130 King Street West (Viewing area outside venue)
This timely re-staging of the iconic Canadian artist’s 1973 event draws an eerie connection between the 1970s era-defining recession and today’s market meltdown. Monopoly was patented during the Great Depression, and gains new relevance with every boom-and-bust cycle. Gather round as Toronto celebrities – including developers, apparently – play the iconic real estate board game throughout the night.
7. 10 SCENTS
Union Station – Exterior
Corner of Bay Street and Front Street (lower level)
Public toilets are filled with unlikely materials and scents, their aromas conjuring up landscapes, characters and events from Lewis Carroll’s classic fantasy and logic-twister Alice’s Adventures in Wonderland. Rather than journeying down a rabbit-hole, visitors engage in their own adventures by just opening the door. Visual, textual, and olfactory clues may coalesce – or not – posing evocative sensory conundrums to ponder and explore.
The internationally-renowned artist will create a mysterious piece for Nuit Blanche. No one knows what it will be…
But we can say that Sierra is known for offering prostitutes and poor workers token amounts of money in exchange for tattooing straight black lines down their backs. A few years ago, he filled a German synagogue with car exhaust, transforming it into a gas chamber to protest society’s desensitization to the Holocaust.

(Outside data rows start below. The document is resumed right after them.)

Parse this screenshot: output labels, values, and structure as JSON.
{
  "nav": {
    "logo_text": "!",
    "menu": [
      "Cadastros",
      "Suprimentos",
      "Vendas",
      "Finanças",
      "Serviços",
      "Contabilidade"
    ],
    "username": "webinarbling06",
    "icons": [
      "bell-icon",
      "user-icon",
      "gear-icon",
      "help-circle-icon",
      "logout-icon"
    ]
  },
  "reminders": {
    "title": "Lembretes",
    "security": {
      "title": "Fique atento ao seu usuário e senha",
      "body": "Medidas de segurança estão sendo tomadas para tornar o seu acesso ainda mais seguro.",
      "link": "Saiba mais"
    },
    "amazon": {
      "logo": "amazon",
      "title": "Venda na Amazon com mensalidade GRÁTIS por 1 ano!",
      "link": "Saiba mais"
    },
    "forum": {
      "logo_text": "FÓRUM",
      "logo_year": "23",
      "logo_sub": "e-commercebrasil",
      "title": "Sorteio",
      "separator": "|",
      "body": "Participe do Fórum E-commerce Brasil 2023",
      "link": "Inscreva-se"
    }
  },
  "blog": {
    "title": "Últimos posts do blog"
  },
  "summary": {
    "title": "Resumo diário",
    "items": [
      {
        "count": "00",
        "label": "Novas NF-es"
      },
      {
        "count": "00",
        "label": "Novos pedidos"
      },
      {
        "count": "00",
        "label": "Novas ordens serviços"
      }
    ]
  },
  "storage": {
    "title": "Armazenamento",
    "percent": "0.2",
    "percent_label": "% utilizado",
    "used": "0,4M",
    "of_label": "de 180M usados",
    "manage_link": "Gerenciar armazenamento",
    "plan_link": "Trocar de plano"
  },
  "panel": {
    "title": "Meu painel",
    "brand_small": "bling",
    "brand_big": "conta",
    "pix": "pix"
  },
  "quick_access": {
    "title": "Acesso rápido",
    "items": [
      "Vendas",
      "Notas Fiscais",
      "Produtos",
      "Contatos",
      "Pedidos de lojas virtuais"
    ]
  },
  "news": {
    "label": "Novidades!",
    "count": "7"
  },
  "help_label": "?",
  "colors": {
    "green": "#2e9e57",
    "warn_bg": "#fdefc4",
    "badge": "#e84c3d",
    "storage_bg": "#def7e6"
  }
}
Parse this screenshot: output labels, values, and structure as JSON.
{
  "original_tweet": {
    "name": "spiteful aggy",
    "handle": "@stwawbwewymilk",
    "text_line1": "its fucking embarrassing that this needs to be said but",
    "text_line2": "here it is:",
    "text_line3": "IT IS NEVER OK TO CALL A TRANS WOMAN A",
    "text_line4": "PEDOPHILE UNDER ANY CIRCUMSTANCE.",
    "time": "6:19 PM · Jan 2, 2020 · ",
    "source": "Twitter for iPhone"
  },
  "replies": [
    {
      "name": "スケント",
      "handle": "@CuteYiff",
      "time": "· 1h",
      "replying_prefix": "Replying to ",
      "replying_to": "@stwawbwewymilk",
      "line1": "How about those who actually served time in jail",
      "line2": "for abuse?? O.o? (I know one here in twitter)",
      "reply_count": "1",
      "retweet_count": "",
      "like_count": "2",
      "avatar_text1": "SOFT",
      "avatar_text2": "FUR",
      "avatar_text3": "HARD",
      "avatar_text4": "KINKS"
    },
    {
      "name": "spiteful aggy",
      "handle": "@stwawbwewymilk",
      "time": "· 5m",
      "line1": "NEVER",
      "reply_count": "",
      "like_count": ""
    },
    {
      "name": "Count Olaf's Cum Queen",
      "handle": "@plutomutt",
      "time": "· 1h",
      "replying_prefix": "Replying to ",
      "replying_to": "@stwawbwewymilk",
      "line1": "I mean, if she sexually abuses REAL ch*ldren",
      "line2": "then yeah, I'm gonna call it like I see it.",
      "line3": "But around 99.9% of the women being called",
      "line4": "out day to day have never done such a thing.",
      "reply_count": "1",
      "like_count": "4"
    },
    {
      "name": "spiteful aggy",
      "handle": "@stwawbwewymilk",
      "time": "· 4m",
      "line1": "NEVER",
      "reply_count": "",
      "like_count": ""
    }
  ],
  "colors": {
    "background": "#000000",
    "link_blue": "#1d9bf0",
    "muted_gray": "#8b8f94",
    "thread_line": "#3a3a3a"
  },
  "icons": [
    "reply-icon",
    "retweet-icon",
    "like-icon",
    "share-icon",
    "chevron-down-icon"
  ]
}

So it should be intense.
Rebecca Belmore, Gone Indian. Image: cbc.ca
9. BICITYCLE (BIKE CITY)
Lamport Stadium Parking Lot, west side
Liberty Street, at Fraser Avenue
BICITYCLE (Bike-city) is a project about mobile life. In Japan, the houses of the homeless are easy to dismantle and remake because people are forced to move their houses. They separate the infrastructures: water, gas, toilet, and electricity. The houses are made from the scraps of the city. For Nuit Blanche, the artist will create 11 mobile housing units, each attached to a bicycle. The audience can interact and relocate the works within the area.
10. SURROUNDED IN TEARS
Liberty Market Building – Atrium Corridor
171 East Liberty Street (East Entrance)
In collaboration with composer Michael Nyman and designer Jasper Morrison, Maciá has created a sound installation compiled of one hundred individual cries, compiled from various types of weeping. blubbering, bawling, wailing etc…
Kyohei Sakaguchi, zero-yen house. Image: inhabitat.com
Other notable pieces:
D.A. Therrien’s Beautiful Light: Four Letter Word Machine will shine four-letter words from giant light sculptures suspended at City Hall.
Jeff Koon’s 53-foot-tall silver helium balloon sculpture, “Rabbit” from New York’s Macy’s Thanksgiving Day Parade will be on view at the Eaton Centre.